Harper is not interested in “opening an abortion debate” for more pragmatic reasons: he thinks it will cost him politically. This should not be a great concern to those who oppose Harper politically. Harper has for too long now been permitted to act as the spokesperson for a movement whose political priorities are dramatically at odds with his own. He should not be permitted to say that his position as prime minister is that debate is not permitted. He should be obliged — he should be compelled by public pressure, if necessary — to state his position on this matter. He worries about doing so because the consequence could be an irreparably divided Conservative Party. That is his problem, not ours.
But most important of all, it’s nonsense to talk about the danger of “reopening the abortion debate” because in the minds of some people the debate never ended. There are still anti-choice groups. They still run large protests in Ottawa. They still have a cabal of MPs on their side, some of them on the government benches, some of them on the opposition benches, and some of them in Cabinet. Some of the people in the Cabinet are men who believe God has told them to ban abortions.
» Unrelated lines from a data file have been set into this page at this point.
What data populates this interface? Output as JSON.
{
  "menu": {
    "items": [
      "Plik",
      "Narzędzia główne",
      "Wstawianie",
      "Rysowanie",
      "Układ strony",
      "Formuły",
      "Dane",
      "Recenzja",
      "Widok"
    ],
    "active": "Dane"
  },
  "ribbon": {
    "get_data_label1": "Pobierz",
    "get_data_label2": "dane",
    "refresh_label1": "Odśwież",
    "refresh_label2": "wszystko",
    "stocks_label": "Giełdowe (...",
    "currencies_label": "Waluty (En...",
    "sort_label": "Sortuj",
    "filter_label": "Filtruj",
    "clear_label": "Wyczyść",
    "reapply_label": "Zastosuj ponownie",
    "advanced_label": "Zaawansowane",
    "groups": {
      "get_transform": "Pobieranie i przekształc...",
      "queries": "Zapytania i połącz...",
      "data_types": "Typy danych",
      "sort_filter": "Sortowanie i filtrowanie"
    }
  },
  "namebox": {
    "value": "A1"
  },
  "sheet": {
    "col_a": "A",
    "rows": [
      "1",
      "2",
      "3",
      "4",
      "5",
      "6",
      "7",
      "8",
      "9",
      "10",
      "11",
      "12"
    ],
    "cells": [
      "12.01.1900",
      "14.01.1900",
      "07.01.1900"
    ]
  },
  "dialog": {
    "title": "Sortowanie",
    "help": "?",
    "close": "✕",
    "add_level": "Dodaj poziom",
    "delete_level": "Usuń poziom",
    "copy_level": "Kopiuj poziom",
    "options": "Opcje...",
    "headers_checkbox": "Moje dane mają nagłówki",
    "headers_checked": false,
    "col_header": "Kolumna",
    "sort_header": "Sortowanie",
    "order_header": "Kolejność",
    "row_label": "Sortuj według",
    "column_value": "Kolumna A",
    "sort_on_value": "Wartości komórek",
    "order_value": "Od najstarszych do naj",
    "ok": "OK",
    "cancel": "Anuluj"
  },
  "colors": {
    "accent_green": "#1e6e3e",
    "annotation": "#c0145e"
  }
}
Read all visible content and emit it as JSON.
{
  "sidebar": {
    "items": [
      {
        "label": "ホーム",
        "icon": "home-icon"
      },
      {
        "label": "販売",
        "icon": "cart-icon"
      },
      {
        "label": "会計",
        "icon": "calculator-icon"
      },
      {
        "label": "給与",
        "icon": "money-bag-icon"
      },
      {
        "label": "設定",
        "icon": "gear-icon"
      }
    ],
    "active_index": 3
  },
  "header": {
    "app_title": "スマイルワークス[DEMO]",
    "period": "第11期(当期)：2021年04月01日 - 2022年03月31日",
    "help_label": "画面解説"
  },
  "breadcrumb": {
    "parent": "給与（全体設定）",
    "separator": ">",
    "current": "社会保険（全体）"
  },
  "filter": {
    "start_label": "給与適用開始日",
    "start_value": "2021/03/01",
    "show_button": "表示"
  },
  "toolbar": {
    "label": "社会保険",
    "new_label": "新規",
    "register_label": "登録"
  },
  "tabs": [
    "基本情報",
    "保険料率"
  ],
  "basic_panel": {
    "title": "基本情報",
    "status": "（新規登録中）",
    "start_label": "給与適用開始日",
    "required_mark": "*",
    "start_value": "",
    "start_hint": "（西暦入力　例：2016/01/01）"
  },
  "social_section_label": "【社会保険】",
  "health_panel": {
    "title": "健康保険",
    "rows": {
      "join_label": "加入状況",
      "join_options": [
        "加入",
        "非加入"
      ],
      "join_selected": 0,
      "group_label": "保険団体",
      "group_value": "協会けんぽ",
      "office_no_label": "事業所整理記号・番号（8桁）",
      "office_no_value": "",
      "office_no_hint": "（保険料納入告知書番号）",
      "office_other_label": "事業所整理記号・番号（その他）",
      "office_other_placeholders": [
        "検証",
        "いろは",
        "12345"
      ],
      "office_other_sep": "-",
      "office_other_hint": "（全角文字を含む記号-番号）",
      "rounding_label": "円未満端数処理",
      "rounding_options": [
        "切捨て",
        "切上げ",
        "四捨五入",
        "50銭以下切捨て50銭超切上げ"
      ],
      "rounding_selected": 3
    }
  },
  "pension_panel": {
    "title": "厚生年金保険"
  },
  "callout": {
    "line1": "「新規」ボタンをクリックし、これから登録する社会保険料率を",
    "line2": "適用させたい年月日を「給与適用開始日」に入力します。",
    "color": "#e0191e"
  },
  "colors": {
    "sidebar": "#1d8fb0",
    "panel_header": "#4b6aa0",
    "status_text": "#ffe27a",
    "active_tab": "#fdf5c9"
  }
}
Now, when those people claim it’s time to “reopen the debate,” what they seem to think is that free and open discussion somehow means that everyone who participates has a valid point. Uh-uh. You’re not getting off that easily. Anyone who claims that we should prosecute people for murder because they were trying to save one life where two might be lost is a morally compromised ignoramus. That includes you, Maurice Vellacott, Leon Benoit, and Wladyslaw Lizon. Don’t think that we will ever forget the stunt you tried to pull this month. We know what you are about. Do not expect us to stand in silence while you do this.Tweet